* **The data**
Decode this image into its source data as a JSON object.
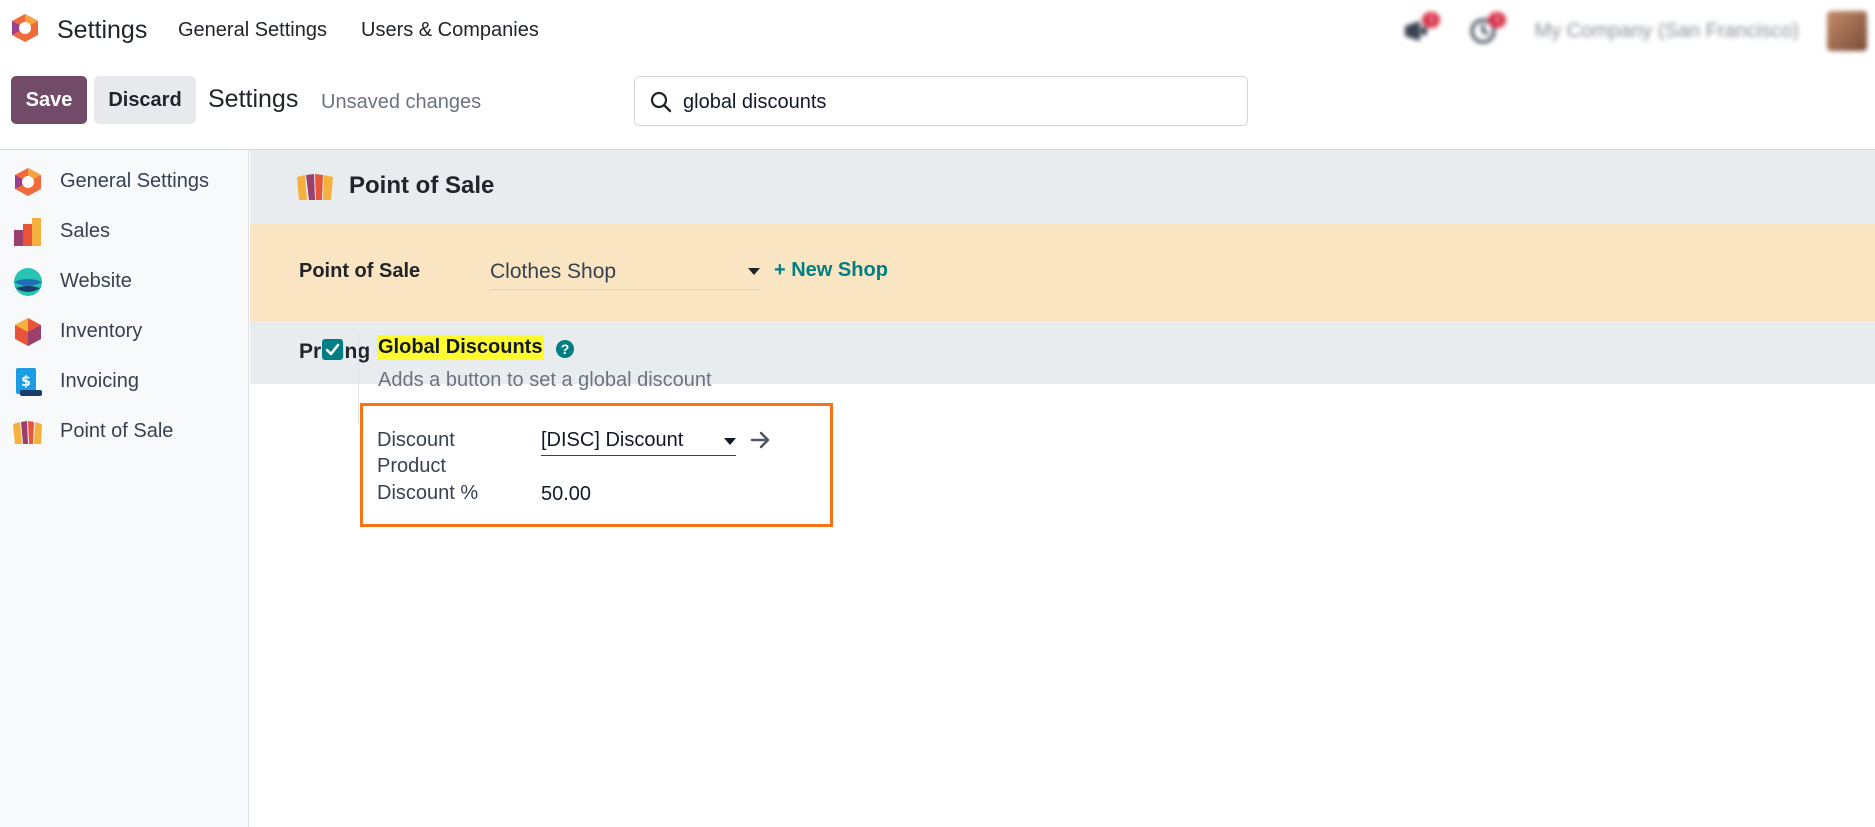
{
  "topnav": {
    "app_name": "Settings",
    "menu": [
      "General Settings",
      "Users & Companies"
    ],
    "company": "My Company (San Francisco)",
    "messages_count": "1",
    "activities_count": "1"
  },
  "controlbar": {
    "save_label": "Save",
    "discard_label": "Discard",
    "breadcrumb": "Settings",
    "status": "Unsaved changes",
    "search_value": "global discounts"
  },
  "sidebar": {
    "items": [
      {
        "label": "General Settings",
        "icon": "settings-app-icon"
      },
      {
        "label": "Sales",
        "icon": "sales-app-icon"
      },
      {
        "label": "Website",
        "icon": "website-app-icon"
      },
      {
        "label": "Inventory",
        "icon": "inventory-app-icon"
      },
      {
        "label": "Invoicing",
        "icon": "invoicing-app-icon"
      },
      {
        "label": "Point of Sale",
        "icon": "point-of-sale-app-icon"
      }
    ]
  },
  "main": {
    "section_title": "Point of Sale",
    "pos_label": "Point of Sale",
    "pos_selected": "Clothes Shop",
    "new_shop_label": "+ New Shop",
    "pricing_title": "Pricing",
    "setting": {
      "checked": true,
      "title": "Global Discounts",
      "help": "?",
      "description": "Adds a button to set a global discount",
      "product_label_line1": "Discount",
      "product_label_line2": "Product",
      "product_value": "[DISC] Discount",
      "percent_label": "Discount %",
      "percent_value": "50.00"
    }
  },
  "colors": {
    "primary": "#714b67",
    "accent": "#017e84",
    "highlight": "#fffb2c",
    "box_outline": "#f97316",
    "pos_bar": "#fae5c2"
  }
}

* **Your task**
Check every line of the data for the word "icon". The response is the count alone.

* **Written response**
6